Heat the wok over high heat until very hot and add 2 tbsp of oil around its edge, letting it run down into the centre of the wok. Add the ginger and then the garlic and toss for about 30 seconds until the garlic is browned, add the chicken and fry, tossing the wok occasionally until the chicken is browned and barely cooked through. Remove the chicken from the wok and set aside.

Return the wok to the heat and add the additional 1 tbsp of oil. Add the onion and capsicum and toss the wok until the capsicum begins to soften. Add the sauce ingredients and bring the sauce to a simmer. Return the chicken to the wok, add the sauce, stir and bring to a simmer. Combine the remaining cornflour with 2 tbsp of cold water. Drizzle in the cornflour mixture until the contents of the wok are thickened to a silky consistency. Toss through the cashews and serve.

Top Tips for Chicken with Cashew Nuts

  • If you like this, why not try making a true gong bao ji ding?
  • Don’t use salted nuts, as it will affect the seasoning of your dish.
  • If you don’t have multiple colours of peppers, just use one. It won’t make too much difference to the dish except in the presentation.
Okinawan Taco Rice

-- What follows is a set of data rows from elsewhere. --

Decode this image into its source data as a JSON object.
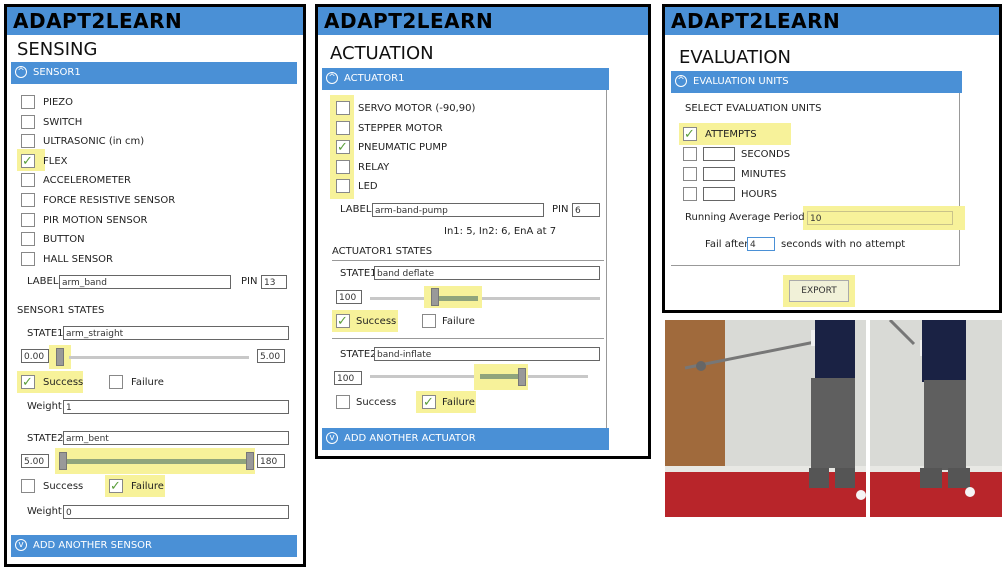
{
  "brand": "ADAPT2LEARN",
  "sensing": {
    "heading": "SENSING",
    "section_label": "SENSOR1",
    "sensor_types": [
      "PIEZO",
      "SWITCH",
      "ULTRASONIC (in cm)",
      "FLEX",
      "ACCELEROMETER",
      "FORCE RESISTIVE SENSOR",
      "PIR MOTION SENSOR",
      "BUTTON",
      "HALL SENSOR"
    ],
    "selected_sensor": "FLEX",
    "label_caption": "LABEL",
    "label_value": "arm_band",
    "pin_caption": "PIN",
    "pin_value": "13",
    "states_heading": "SENSOR1 STATES",
    "state1": {
      "caption": "STATE1",
      "name": "arm_straight",
      "min": "0.00",
      "max": "5.00",
      "success": "Success",
      "failure": "Failure",
      "selected": "Success",
      "weight_caption": "Weight",
      "weight": "1"
    },
    "state2": {
      "caption": "STATE2",
      "name": "arm_bent",
      "min": "5.00",
      "max": "180",
      "success": "Success",
      "failure": "Failure",
      "selected": "Failure",
      "weight_caption": "Weight",
      "weight": "0"
    },
    "add_label": "ADD ANOTHER SENSOR"
  },
  "actuation": {
    "heading": "ACTUATION",
    "section_label": "ACTUATOR1",
    "actuator_types": [
      "SERVO MOTOR (-90,90)",
      "STEPPER MOTOR",
      "PNEUMATIC PUMP",
      "RELAY",
      "LED"
    ],
    "selected_actuator": "PNEUMATIC PUMP",
    "label_caption": "LABEL",
    "label_value": "arm-band-pump",
    "pin_caption": "PIN",
    "pin_value": "6",
    "pin_note": "In1: 5, In2: 6, EnA at 7",
    "states_heading": "ACTUATOR1 STATES",
    "state1": {
      "caption": "STATE1",
      "name": "band deflate",
      "value": "100",
      "success": "Success",
      "failure": "Failure",
      "selected": "Success"
    },
    "state2": {
      "caption": "STATE2",
      "name": "band-inflate",
      "value": "100",
      "success": "Success",
      "failure": "Failure",
      "selected": "Failure"
    },
    "add_label": "ADD ANOTHER ACTUATOR"
  },
  "evaluation": {
    "heading": "EVALUATION",
    "section_label": "EVALUATION UNITS",
    "select_caption": "SELECT EVALUATION UNITS",
    "units": [
      "ATTEMPTS",
      "SECONDS",
      "MINUTES",
      "HOURS"
    ],
    "selected_unit": "ATTEMPTS",
    "running_avg_caption": "Running Average Period",
    "running_avg_value": "10",
    "fail_after_caption": "Fail after",
    "fail_after_value": "4",
    "fail_after_suffix": "seconds with no attempt",
    "export_label": "EXPORT"
  }
}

The history of taco rice is one of practical simplicity. After the Second World War, the islands of Okinawa became host to a number of US military bases, many of which remain today. Taco rice dates just to 1984, from a eatery called Parlor Senri in Kin Town, just outside the Camp Hansen military base.

Surplus rations of taco seasoning were sold into the communities surrounding the base and, as the shells and tortillas American-style tacos, Gibo used rice instead and taco rice was born. The dish soon became a huge hit with both locals and US service personnel alike.

This is the most authentic and simple version of this dish – made with packet taco seasoning and jarred salsa, just like it’s made in Okinawa. This version is as close as it comes to a piece of history, and is still what’s served at my favourite taco rice place, King Tacos, which Gibo opened as a permanent home for his now-iconic dish.


Serves about 6

2 tbsp vegetable oil

500g beef mince

1 packet taco seasoning*

1 tbsp soy sauce

150ml bonito stock (see page XX), chicken stock or water

8 cups warm, cooked short-grain rice

4 cups shredded cheese

6 cups finely shredded iceberg lettuce

2 ripe tomatoes, halved and sliced

1 cup mild salsa, to serve

* (If you don’t want to use packet taco seasoning, you can use this recipe instead: 1 tsp onion powder, 1 tsp garlic powder, 1 tsp salt, 1 tbsp ground cumin, 1 tbsp smoked paprika, and 2 tsp dried oregano)


Heat a frying pan over medium heat and add the beef mince. Fry for a few minutes until well browned, then add the taco seasoning, soy sauce and bonito stock. Bring to a simmer and simmer, stirring occasionally until the stock is evaporated and the meat flavourful.

Place a mound of rice on a large oval plate and top with a quarter of the mince. Scatter with cheese, and then with lettuce. Lay a few slices of tomato on top and serve with the salsa.

Top Tips for Taco Rice

  • King Tacos doesn’t serve it, but one of my favourite accompaniments with taco rice is koregusu, an Okinawan condiment similar to chilli vodka. Hot bird’s eye chillies are de-stemmed and soaked in Okinawa’s local liquor, awamori, for years with a little salt added. Make your own using vodka instead.
  • You can make variations of this by topping it with a cheese sauce, making your own pico de gallo, adding additional herbs etc. but I just wanted to show you the original way of making it because honestly, I think it’s the best.